Denver -- Amid a rush of new services and technology to
support them at last week's Society of Cable Telecommunications Engineers Cable-Tec Expo
here was a strong resurgence of cable-delivered telephony -- both cable- and packet-based.

Cox Communications Inc. took the biggest validating leap,
agreeing last Tuesday to spend $100 million in an exclusive, five-year contract with Antec
Corp. for its "Cornerstone" cable-phone gear.

Alex Best, senior vice president of engineering for Cox,
reiterated the MSO's bullishness on cable telephony during a panel session here last
Wednesday, saying that Cox will use the Antec gear in eight of its nine metro clusters.

Specifically, watch for Cox to serve up cable-phone service
in Orange County, Calif.; New England; San Diego; Phoenix; Hampton Roads, Va.; New
Orleans; Omaha, Neb.; and Oklahoma City.

Best said the deployments will happen because 83 percent of
Cox's subscribers are located in the MSO's nine system clusters, and most of those systems
will be upgraded for two-way capabilities and expanded bandwidth by the end of this year.

Cox is deploying all three new service types -- digital
video, high-speed data and cable telephony -- and Best ranked the services in that order
in terms of ease of deployment.

"Telephony -- that's not for the faint of heart,"
he admitted. "It's a little more difficult, and it helps if you already have
[telephone] switches. Powering is an issue, and agreements with telcos are an issue."

But the payoff, in terms of penetration and revenue, seems
to be worth it, Best said. "We spend about $200 per home passed to upgrade our
network, and we felt that we could get the greatest return on that investment if we
leveraged our network to provide all of the services that were economically feasible --
and circuit-switched telephony is certainly one of those," he said.
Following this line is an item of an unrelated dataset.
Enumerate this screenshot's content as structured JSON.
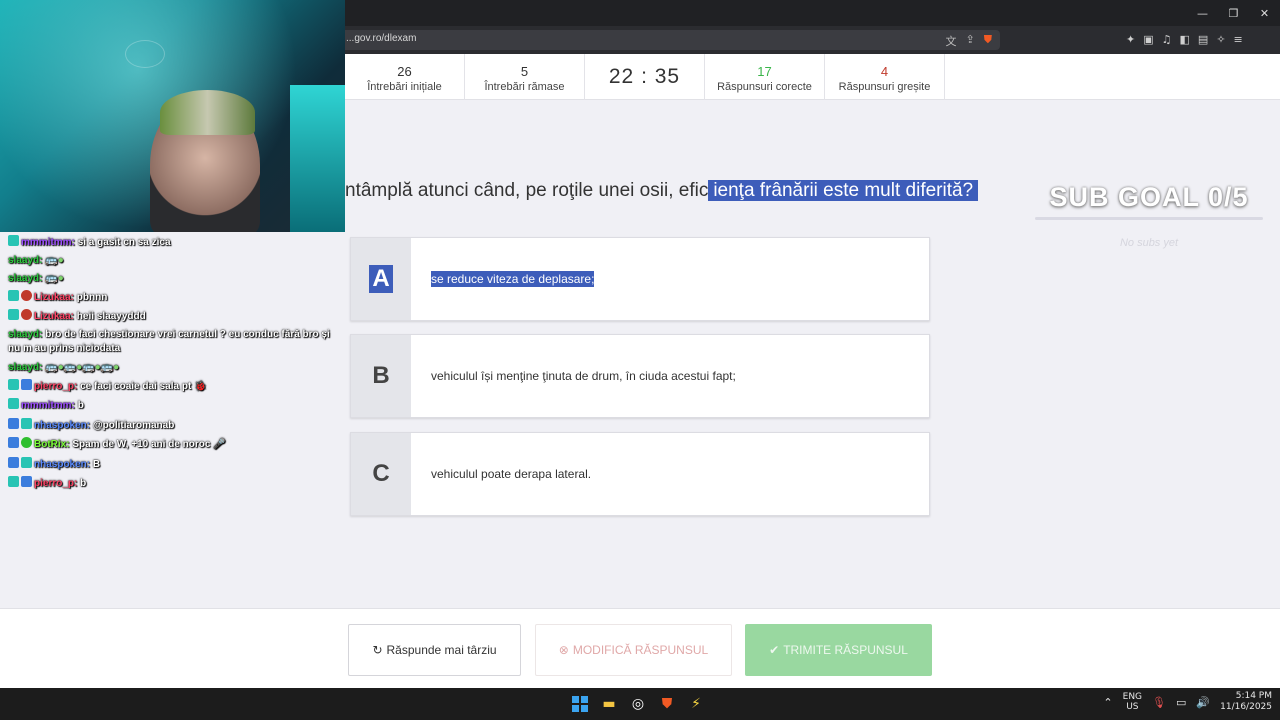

Notably, Best said, Cox anticipated a five-year time frame
before it would reach a telephony-penetration level of 20 percent -- and it then reached
that milestone after six months of offering phone service. "What we do know is that
an RBOC [regional Bell operating company] customer will switch to a cable operator's
telephone service," he said.

Antec executives called the five-year deal "the
largest deployment of the Cornerstone system to date."

Jack Bryant, president of Antec Network Systems, said Cox
is one of several top-10 MSOs with renewed interest in cable-telephone gear, and Antec was
able to use the two-year demand lull to hone its Cornerstone product to its current,
commercially viable state.

"We're on the fifth software release in two-and-a-half
years, and they're all feature enhancements," Bryant said, noting that a new
Cornerstone subscriber unit is now in the works for a fourth-quarter release that is
substantially smaller and that consumes less power than the existing unit.

Meanwhile, Tellabs Operations Inc. -- a pioneer in
cable-telephone gear -- last week signed Tekstar Cablevision, a regional MSO in Minnesota,
as a taker for its "Cablespan" equipment.

Tekstar, which serves about 16,000 homes in 30 communities,
will begin rolling out a bundled video and telephone service this fall, followed by data
services via a Tellabs add-in board next year, said Wayne Partington, group product
manager of broadband systems for Tellabs.

It is the industry's first combined phone/data deployment,
he said.

"Our customers are excited at the prospect of having a
choice of service provider for local telephone and data services," said David Pratt,
general manager of Tekstar.

Tellabs also snared a European cable-telephone nod last
week, when Dutch operator ZekaTel Multicommunnicatie bv agreed to deploy telephone
services over its cable systems using Cablespan gear.

The initial Cablespan deployment is under way in de
Banjard, Netherlands, executives said.

Plus, Philips Broadband Networks used last week's Expo to
unveil its new "Crystal Line" indoor subscriber-interface unit -- described by
executives as a drop-in, house-powered solution for operators that may not want to upgrade
network power or deal with installing power-passing taps.

The ISIUs cost "in the low $200s" for a two-line
unit, which accepts a coaxial-cable input and connects via RJ-11 to the in-home telephony
wiring. The unit comes with an optional module, "Crystal," which
enables 128-kilobit-per-second connections to the Internet "without the need for a
traditional cable modem," executives said.

ADC Telecommunications Inc. also touted its telephony gear
at the Expo, showing a new aspect of its "Homeworx" broadband-equipment line
that lets operators offer Internet-protocol phone and circuit-switched telephony at the
same time.

ADC executives said the new Homeworx setup lets operators
support an array of telephone and data services, including circuit-switched, 64-kbps and
IP phone, from the same loop-access system.

For the IP-phone portion, ADC linked with Lindon Corp.'s
LinkNet IP-telephony gateway, which serves as the interface to the
public-switched-telephone network.